The flight of senior inspectors in recent months from the Office for Standards in Education has been aided by the review of management posts taking place across all Government departments.
Severance terms are being made available to civil servants in the higher grades as part of the Whitehall-wide strategy to reduce the number of senior managers. Within OFSTED it has provided an opportunity for the disillusioned and disaffected to depart with grace.
More than a dozen senior HMIs have left in the past six months. They include such distinguished figures as Roger Frost, the specialist on secondary education; Michael Convey, the specialist adviser on English; John Townsend, who had been on secondment. Several went to further their careers, including Tom Wylie, head of the curricular team, now running the National Youth Agency, and John Singh, formerly head of international affairs at OFSTED who now works for the British Council.
For the most part, those departing have declined to say publicly whether they were motivated by the prospect of an early retirement that would allow them to do other work or whether they no longer wanted to work for the organisation.
Only Colin Richards, former adviser on primary education, has broken with the HMI tradition of discretion and publicly attacked the chief inspector, Chris Woodhead.
Mr Richards departed OFSTED aggrieved at not being offered the job of primary team leader.
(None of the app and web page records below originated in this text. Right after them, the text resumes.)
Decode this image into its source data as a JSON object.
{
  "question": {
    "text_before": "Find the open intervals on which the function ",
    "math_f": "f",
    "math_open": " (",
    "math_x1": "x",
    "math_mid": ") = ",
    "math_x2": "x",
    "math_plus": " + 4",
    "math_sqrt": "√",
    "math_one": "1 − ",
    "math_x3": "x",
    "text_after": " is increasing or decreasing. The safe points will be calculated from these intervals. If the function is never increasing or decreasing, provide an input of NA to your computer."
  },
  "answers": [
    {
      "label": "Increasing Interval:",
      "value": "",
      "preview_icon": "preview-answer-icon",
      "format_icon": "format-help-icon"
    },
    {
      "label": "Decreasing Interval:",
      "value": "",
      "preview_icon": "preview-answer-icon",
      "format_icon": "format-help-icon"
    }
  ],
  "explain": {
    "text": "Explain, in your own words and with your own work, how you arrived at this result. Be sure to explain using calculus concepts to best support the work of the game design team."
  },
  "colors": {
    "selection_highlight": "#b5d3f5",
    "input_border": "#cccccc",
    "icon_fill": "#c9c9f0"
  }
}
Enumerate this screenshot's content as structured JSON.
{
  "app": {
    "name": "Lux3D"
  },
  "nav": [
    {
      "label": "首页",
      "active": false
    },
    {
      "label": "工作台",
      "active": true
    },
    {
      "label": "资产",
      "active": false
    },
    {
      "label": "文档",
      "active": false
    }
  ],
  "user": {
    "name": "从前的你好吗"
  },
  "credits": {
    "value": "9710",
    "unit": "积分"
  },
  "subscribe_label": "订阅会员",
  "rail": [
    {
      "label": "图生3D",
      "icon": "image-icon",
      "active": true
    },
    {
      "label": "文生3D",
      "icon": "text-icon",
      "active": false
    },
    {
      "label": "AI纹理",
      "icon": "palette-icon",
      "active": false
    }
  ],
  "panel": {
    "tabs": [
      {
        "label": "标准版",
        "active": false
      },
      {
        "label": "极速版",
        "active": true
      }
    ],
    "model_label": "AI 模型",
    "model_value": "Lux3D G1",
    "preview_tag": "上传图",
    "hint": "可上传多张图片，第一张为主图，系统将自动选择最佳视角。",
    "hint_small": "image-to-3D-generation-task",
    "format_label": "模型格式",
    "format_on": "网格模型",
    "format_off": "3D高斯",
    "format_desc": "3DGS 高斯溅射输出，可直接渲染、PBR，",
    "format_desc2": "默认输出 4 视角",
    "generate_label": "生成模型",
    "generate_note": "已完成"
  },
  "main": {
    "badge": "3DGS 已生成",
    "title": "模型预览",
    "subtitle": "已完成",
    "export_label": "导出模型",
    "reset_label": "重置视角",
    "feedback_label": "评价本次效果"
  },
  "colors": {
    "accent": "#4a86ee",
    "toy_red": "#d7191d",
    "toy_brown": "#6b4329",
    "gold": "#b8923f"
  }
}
The chief inspector had informed Mr Richards that he wanted a "fresh look" at primary. Mr Richards rejected an alternative post.
Within days of leaving OFSTED's shiny new offices in central London, Mr Richards accused Mr Woodhead of using statistics to support his personally-held views on the poor state of primary schools.
Other former HMIs are less willing to speak openly, but they also suggest the focus of their discontent was Mr Woodhead.
He is viewed as having an agenda and in its pursuit to have dispensed with the usual caution with which HMI used to hedge their judgments.
The result, according to one former HMI, is that simplistic solutions are put forward to complex problems. For example, in the case of the reading report in three London boroughs, the emphasis on the role of phonics has obscured the necessity for a serious debate on effective ways to teach reading.
As well as the departure of HMIs, the internal restructuring taking place has allowed Mr Woodhead to switch posts around.
In a move that took other HMIs by surprise, Kathleen Cross, formerly specialist adviser on maths has become a team member and has no subject responsibility. However, in the days when Mr Woodhead was chief executive of the School Curriculum and Assessment Authority, he and Ms Cross had been participants in a wrangle over the revised structure of the maths curriculum.
There are two conflicting interpretations of the outcome of the management review. Those in the Woodhead camp see it as OFSTED shedding advocates of more "woolly-headed" ideas on teaching.
Those in the opposing camp claim the organisation has lost inspectors with expertise because they believe independent-minded HMIs are no longer valued.
Events have been kind to Mr Woodhead. The management review has enabled him to mould an organisation and make new appointments at the level of middle-management.